Stored dataset items:
————
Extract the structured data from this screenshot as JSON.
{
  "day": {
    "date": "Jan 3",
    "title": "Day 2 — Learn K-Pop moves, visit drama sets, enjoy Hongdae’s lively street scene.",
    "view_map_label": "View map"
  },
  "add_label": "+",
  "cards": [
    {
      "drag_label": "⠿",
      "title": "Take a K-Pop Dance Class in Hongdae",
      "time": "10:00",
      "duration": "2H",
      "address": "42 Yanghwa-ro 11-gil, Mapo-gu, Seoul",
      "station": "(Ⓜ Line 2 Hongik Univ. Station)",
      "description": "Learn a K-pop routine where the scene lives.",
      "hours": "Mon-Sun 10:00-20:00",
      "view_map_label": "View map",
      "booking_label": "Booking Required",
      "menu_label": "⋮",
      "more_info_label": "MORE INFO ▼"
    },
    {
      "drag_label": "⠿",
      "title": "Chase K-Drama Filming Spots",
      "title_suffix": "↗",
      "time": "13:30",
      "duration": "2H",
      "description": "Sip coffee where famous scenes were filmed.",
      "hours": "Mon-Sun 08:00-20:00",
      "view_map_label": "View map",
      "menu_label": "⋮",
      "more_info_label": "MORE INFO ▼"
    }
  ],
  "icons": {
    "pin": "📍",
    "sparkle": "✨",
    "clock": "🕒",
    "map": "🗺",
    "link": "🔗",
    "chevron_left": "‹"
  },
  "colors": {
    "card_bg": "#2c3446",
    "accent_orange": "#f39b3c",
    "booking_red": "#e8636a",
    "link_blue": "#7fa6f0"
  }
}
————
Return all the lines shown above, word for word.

▶ [ANSWER TO THIS TASK]
Extract the structured data from this screenshot as JSON.
{
  "day": {
    "date": "Jan 3",
    "title": "Day 2 — Learn K-Pop moves, visit drama sets, enjoy Hongdae’s lively street scene.",
    "view_map_label": "View map"
  },
  "add_label": "+",
  "cards": [
    {
      "drag_label": "⠿",
      "title": "Take a K-Pop Dance Class in Hongdae",
      "time": "10:00",
      "duration": "2H",
      "address": "42 Yanghwa-ro 11-gil, Mapo-gu, Seoul",
      "station": "(Ⓜ Line 2 Hongik Univ. Station)",
      "description": "Learn a K-pop routine where the scene lives.",
      "hours": "Mon-Sun 10:00-20:00",
      "view_map_label": "View map",
      "booking_label": "Booking Required",
      "menu_label": "⋮",
      "more_info_label": "MORE INFO ▼"
    },
    {
      "drag_label": "⠿",
      "title": "Chase K-Drama Filming Spots",
      "title_suffix": "↗",
      "time": "13:30",
      "duration": "2H",
      "description": "Sip coffee where famous scenes were filmed.",
      "hours": "Mon-Sun 08:00-20:00",
      "view_map_label": "View map",
      "menu_label": "⋮",
      "more_info_label": "MORE INFO ▼"
    }
  ],
  "icons": {
    "pin": "📍",
    "sparkle": "✨",
    "clock": "🕒",
    "map": "🗺",
    "link": "🔗",
    "chevron_left": "‹"
  },
  "colors": {
    "card_bg": "#2c3446",
    "accent_orange": "#f39b3c",
    "booking_red": "#e8636a",
    "link_blue": "#7fa6f0"
  }
}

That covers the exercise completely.